— Washington Post
Paul Otellini, president and chief executive of Intel Corp.: Education Department data show that overall college graduation levels the past two decades have grown about 50 percent, with the number of bachelor’s degrees awarded increasing from 1.1 million in 1990 to 1.6 million in 2010. During that same period, however, the National Center for Education Statistics has found that the number of engineers U.S. colleges and universities annually send into the workforce has virtually stagnated at around 120,000.
“By contrast, roughly 1 million engineers a year graduate from universities in India and China. This education disparity threatens to slow our economic recovery, stunts our long-term competitiveness and leaves technology firms in a skills crisis.”
— Washington Post
Rep. Eddie Bernice Johnson, ranking member, House Committee on Science, Space and Technology:?According to the Program for International Student Assessment, the U.S. currently ranks 17th in science and 25th in math out of 34 countries. Though our best STEM students have no trouble competing with their international peers, on average, our K-12 students continue to lag far behind their international peers in math and science aptitude. … Equally troubling are the significant achievement gaps at every level between white and minority students. The NAEP reported that, on a zero to 300 scale, black fourth-graders and eighth-graders scored an average of 36 points lower than their white counterparts and black 12th-graders scored an average of 34 points lower than their White counterparts.
Baltimore Sun education blogger Erica Green:?With the district increasing its focus on science, technology, engineering and mathematics (STEM) education, more than $500,000 was spent to have a four-week, project-based learning summer program in 22 elementary schools this year.
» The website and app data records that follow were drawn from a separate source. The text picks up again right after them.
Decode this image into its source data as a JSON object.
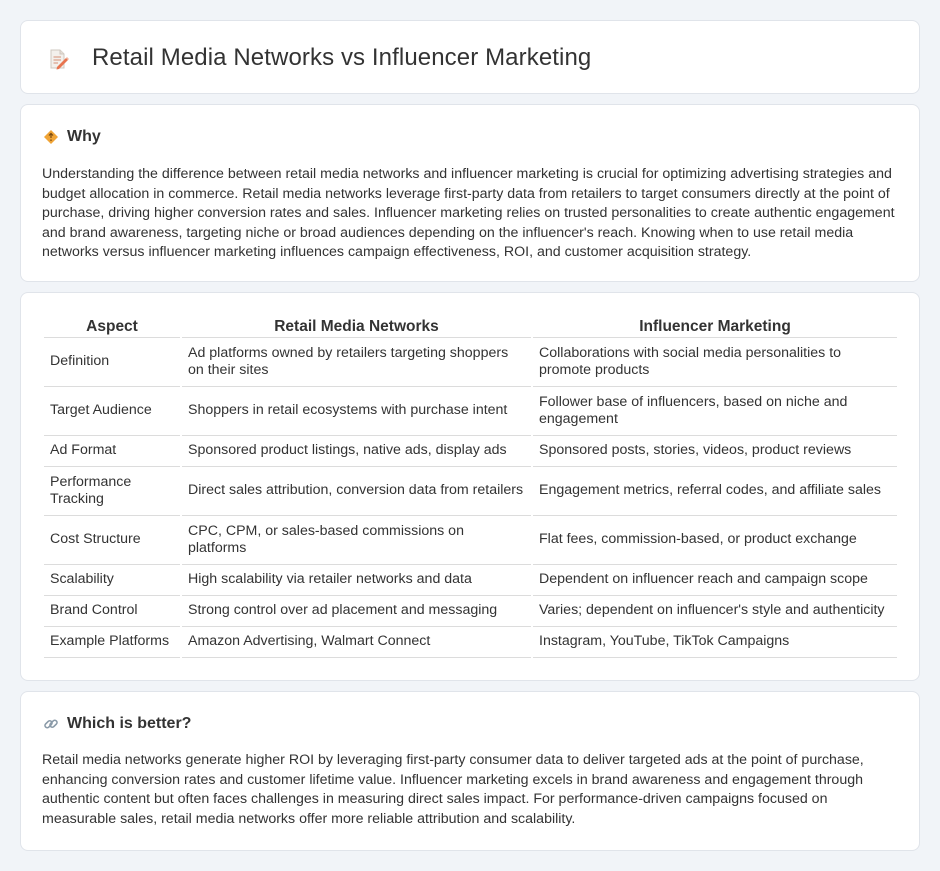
{
  "header": {
    "title": "Retail Media Networks vs Influencer Marketing",
    "icon": "document-pencil-icon"
  },
  "why": {
    "heading": "Why",
    "icon": "diamond-sign-icon",
    "text": "Understanding the difference between retail media networks and influencer marketing is crucial for optimizing advertising strategies and budget allocation in commerce. Retail media networks leverage first-party data from retailers to target consumers directly at the point of purchase, driving higher conversion rates and sales. Influencer marketing relies on trusted personalities to create authentic engagement and brand awareness, targeting niche or broad audiences depending on the influencer's reach. Knowing when to use retail media networks versus influencer marketing influences campaign effectiveness, ROI, and customer acquisition strategy."
  },
  "table": {
    "headers": [
      "Aspect",
      "Retail Media Networks",
      "Influencer Marketing"
    ],
    "rows": [
      [
        "Definition",
        "Ad platforms owned by retailers targeting shoppers on their sites",
        "Collaborations with social media personalities to promote products"
      ],
      [
        "Target Audience",
        "Shoppers in retail ecosystems with purchase intent",
        "Follower base of influencers, based on niche and engagement"
      ],
      [
        "Ad Format",
        "Sponsored product listings, native ads, display ads",
        "Sponsored posts, stories, videos, product reviews"
      ],
      [
        "Performance Tracking",
        "Direct sales attribution, conversion data from retailers",
        "Engagement metrics, referral codes, and affiliate sales"
      ],
      [
        "Cost Structure",
        "CPC, CPM, or sales-based commissions on platforms",
        "Flat fees, commission-based, or product exchange"
      ],
      [
        "Scalability",
        "High scalability via retailer networks and data",
        "Dependent on influencer reach and campaign scope"
      ],
      [
        "Brand Control",
        "Strong control over ad placement and messaging",
        "Varies; dependent on influencer's style and authenticity"
      ],
      [
        "Example Platforms",
        "Amazon Advertising, Walmart Connect",
        "Instagram, YouTube, TikTok Campaigns"
      ]
    ]
  },
  "better": {
    "heading": "Which is better?",
    "icon": "link-icon",
    "text": "Retail media networks generate higher ROI by leveraging first-party consumer data to deliver targeted ads at the point of purchase, enhancing conversion rates and customer lifetime value. Influencer marketing excels in brand awareness and engagement through authentic content but often faces challenges in measuring direct sales impact. For performance-driven campaigns focused on measurable sales, retail media networks offer more reliable attribution and scalability."
  }
}
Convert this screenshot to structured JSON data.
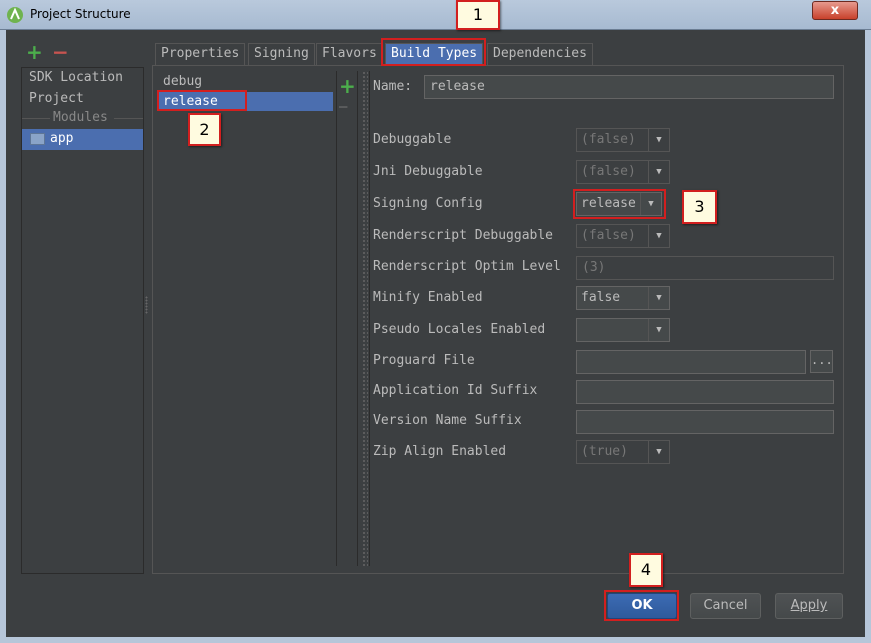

The programs will continue into the school year, and expand to 10 more schools. … City school officials said the goal is to have more city students getting their hands dirty and having their curiosity piqued at an earlier age. The district also needs to ensure that the subject is being taught consistently throughout students’ educational careers, as science has taken a back seat to the math and reading skills that are tested …
Recruiter.com: The mean annual wage for all STEM occupations in 2009 was $77,880, and only 4 of the 97 STEM occupations had mean annual wages below the U.S. average of $43,460.
The highest-paying STEM occupations in May 2009 had mean annual wages of $100,000 or more, and included all of the managerial STEM occupations, petroleum engineers, and physicists. Natural science managers was the highest-paying STEM occupation with a mean annual wage of $127,000.